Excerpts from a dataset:
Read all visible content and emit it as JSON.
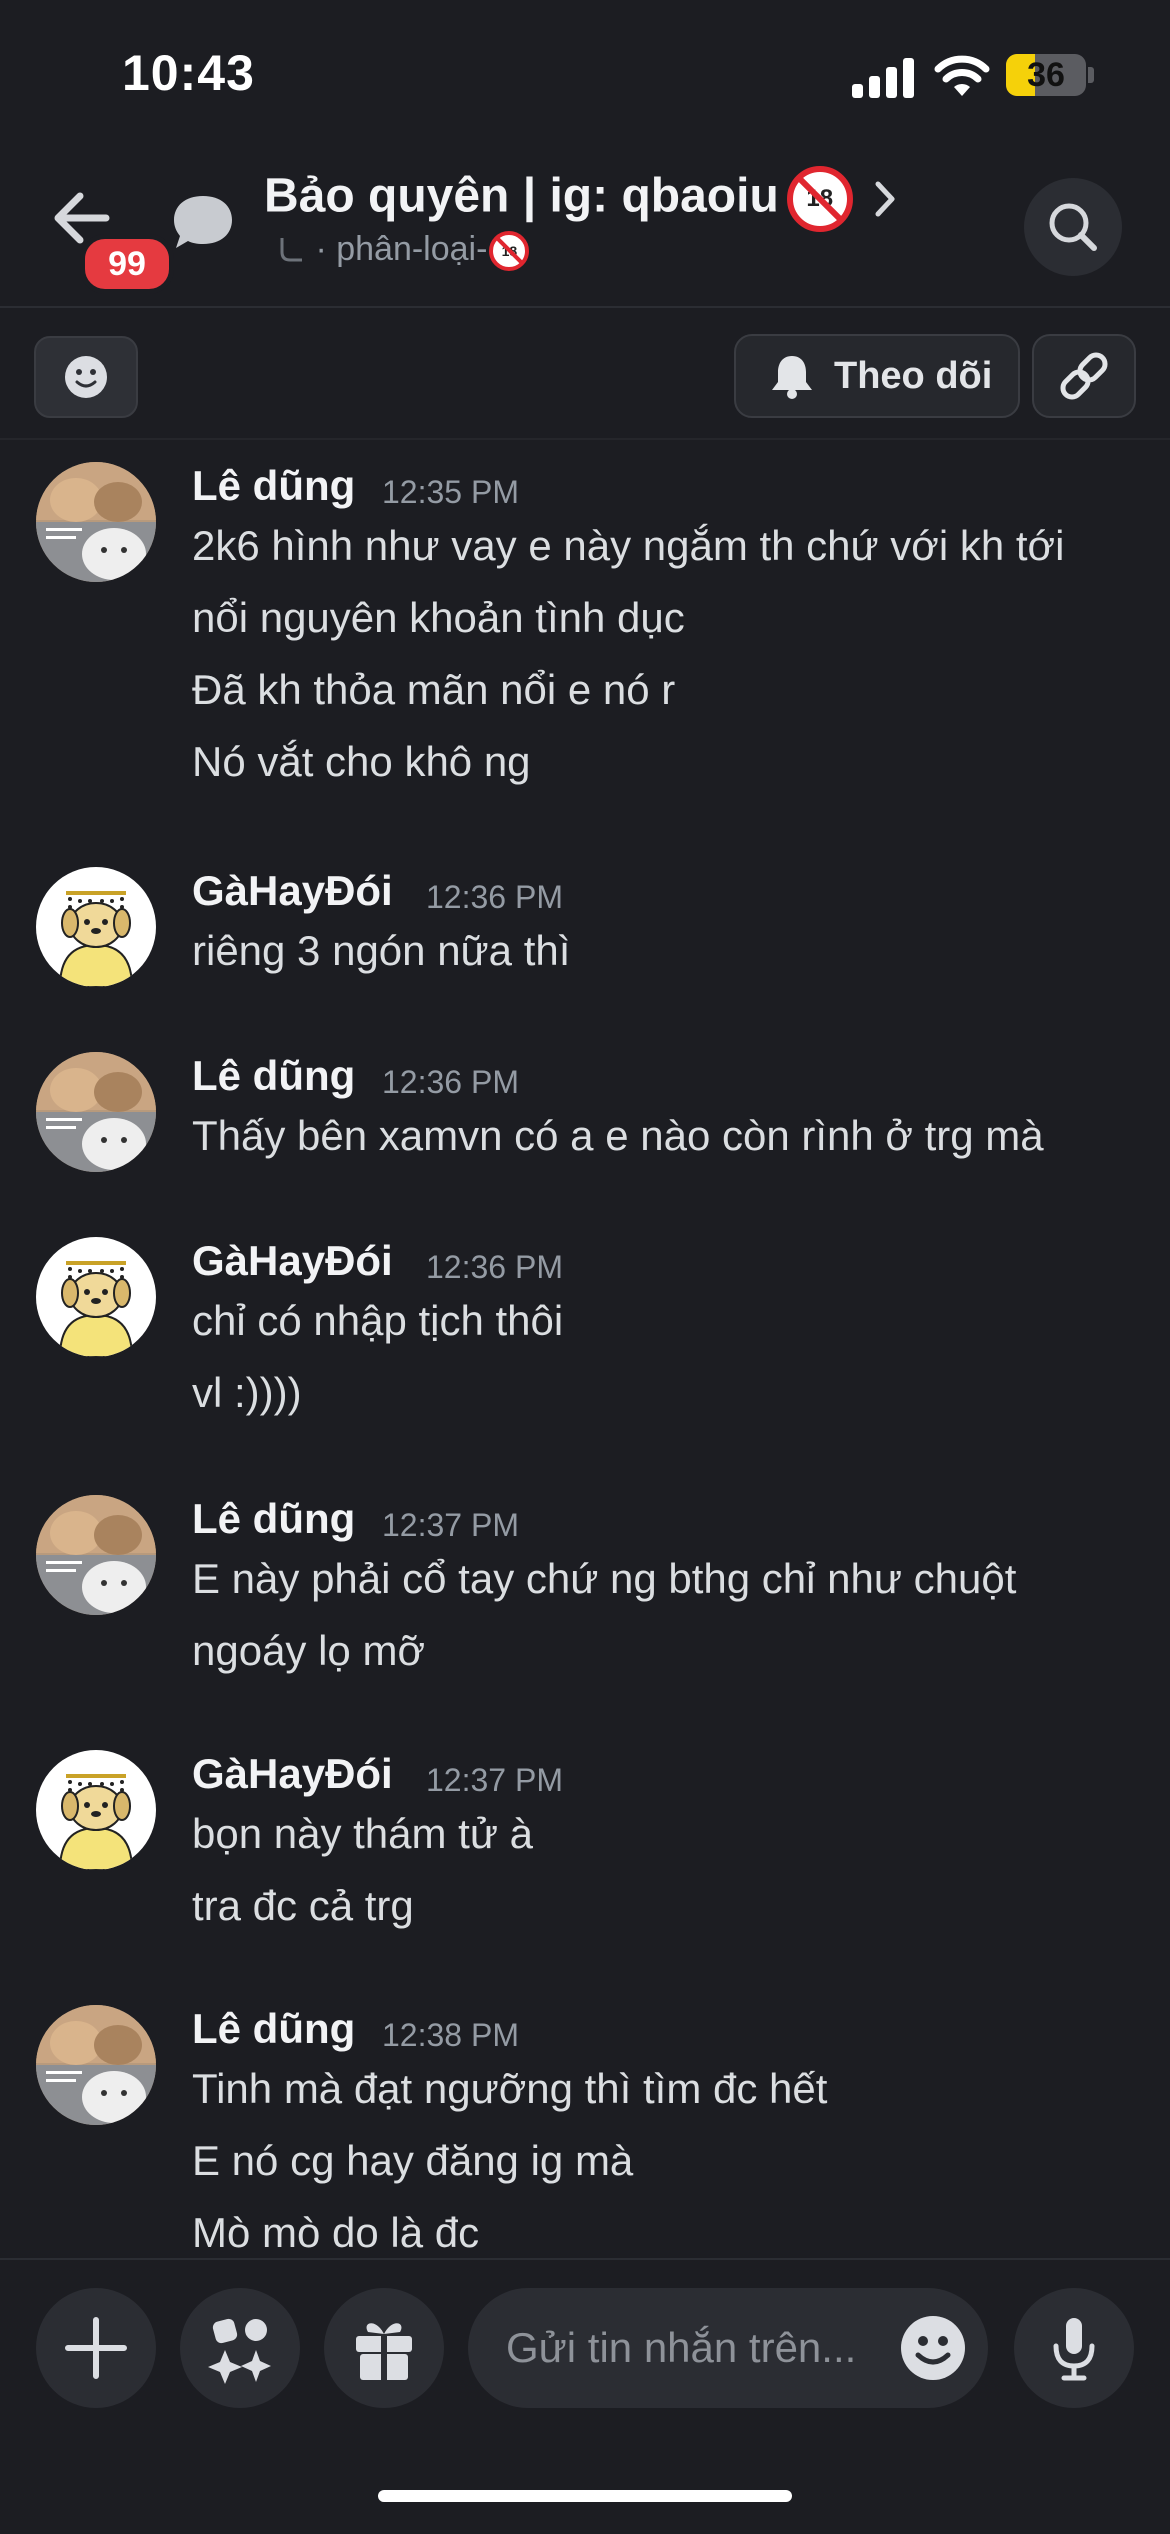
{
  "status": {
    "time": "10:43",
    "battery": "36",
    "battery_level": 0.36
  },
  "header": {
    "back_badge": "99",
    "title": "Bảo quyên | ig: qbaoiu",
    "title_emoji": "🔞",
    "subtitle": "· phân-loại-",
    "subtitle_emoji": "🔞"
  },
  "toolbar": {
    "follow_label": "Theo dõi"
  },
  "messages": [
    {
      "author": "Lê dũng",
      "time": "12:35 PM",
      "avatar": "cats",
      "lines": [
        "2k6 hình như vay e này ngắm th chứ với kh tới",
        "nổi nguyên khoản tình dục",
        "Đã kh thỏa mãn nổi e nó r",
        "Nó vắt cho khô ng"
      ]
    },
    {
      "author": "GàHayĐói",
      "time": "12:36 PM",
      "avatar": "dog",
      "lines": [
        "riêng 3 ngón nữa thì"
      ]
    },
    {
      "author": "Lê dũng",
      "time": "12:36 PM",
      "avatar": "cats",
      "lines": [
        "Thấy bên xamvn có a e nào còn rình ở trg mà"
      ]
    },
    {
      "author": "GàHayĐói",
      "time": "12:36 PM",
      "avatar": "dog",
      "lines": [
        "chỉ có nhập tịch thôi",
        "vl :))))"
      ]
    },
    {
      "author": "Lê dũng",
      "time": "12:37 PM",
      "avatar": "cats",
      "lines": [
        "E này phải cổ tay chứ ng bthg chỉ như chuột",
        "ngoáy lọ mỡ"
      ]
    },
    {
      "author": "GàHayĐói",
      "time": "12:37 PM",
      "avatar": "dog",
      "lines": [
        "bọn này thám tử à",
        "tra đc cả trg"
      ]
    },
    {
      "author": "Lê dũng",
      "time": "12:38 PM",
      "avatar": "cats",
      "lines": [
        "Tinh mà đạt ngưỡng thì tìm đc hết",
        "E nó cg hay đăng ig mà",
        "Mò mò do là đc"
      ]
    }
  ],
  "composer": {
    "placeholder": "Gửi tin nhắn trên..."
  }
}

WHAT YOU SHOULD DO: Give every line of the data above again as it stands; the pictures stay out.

RESPONSE BOX:
Read all visible content and emit it as JSON.
{
  "status": {
    "time": "10:43",
    "battery": "36",
    "battery_level": 0.36
  },
  "header": {
    "back_badge": "99",
    "title": "Bảo quyên | ig: qbaoiu",
    "title_emoji": "🔞",
    "subtitle": "· phân-loại-",
    "subtitle_emoji": "🔞"
  },
  "toolbar": {
    "follow_label": "Theo dõi"
  },
  "messages": [
    {
      "author": "Lê dũng",
      "time": "12:35 PM",
      "avatar": "cats",
      "lines": [
        "2k6 hình như vay e này ngắm th chứ với kh tới",
        "nổi nguyên khoản tình dục",
        "Đã kh thỏa mãn nổi e nó r",
        "Nó vắt cho khô ng"
      ]
    },
    {
      "author": "GàHayĐói",
      "time": "12:36 PM",
      "avatar": "dog",
      "lines": [
        "riêng 3 ngón nữa thì"
      ]
    },
    {
      "author": "Lê dũng",
      "time": "12:36 PM",
      "avatar": "cats",
      "lines": [
        "Thấy bên xamvn có a e nào còn rình ở trg mà"
      ]
    },
    {
      "author": "GàHayĐói",
      "time": "12:36 PM",
      "avatar": "dog",
      "lines": [
        "chỉ có nhập tịch thôi",
        "vl :))))"
      ]
    },
    {
      "author": "Lê dũng",
      "time": "12:37 PM",
      "avatar": "cats",
      "lines": [
        "E này phải cổ tay chứ ng bthg chỉ như chuột",
        "ngoáy lọ mỡ"
      ]
    },
    {
      "author": "GàHayĐói",
      "time": "12:37 PM",
      "avatar": "dog",
      "lines": [
        "bọn này thám tử à",
        "tra đc cả trg"
      ]
    },
    {
      "author": "Lê dũng",
      "time": "12:38 PM",
      "avatar": "cats",
      "lines": [
        "Tinh mà đạt ngưỡng thì tìm đc hết",
        "E nó cg hay đăng ig mà",
        "Mò mò do là đc"
      ]
    }
  ],
  "composer": {
    "placeholder": "Gửi tin nhắn trên..."
  }
}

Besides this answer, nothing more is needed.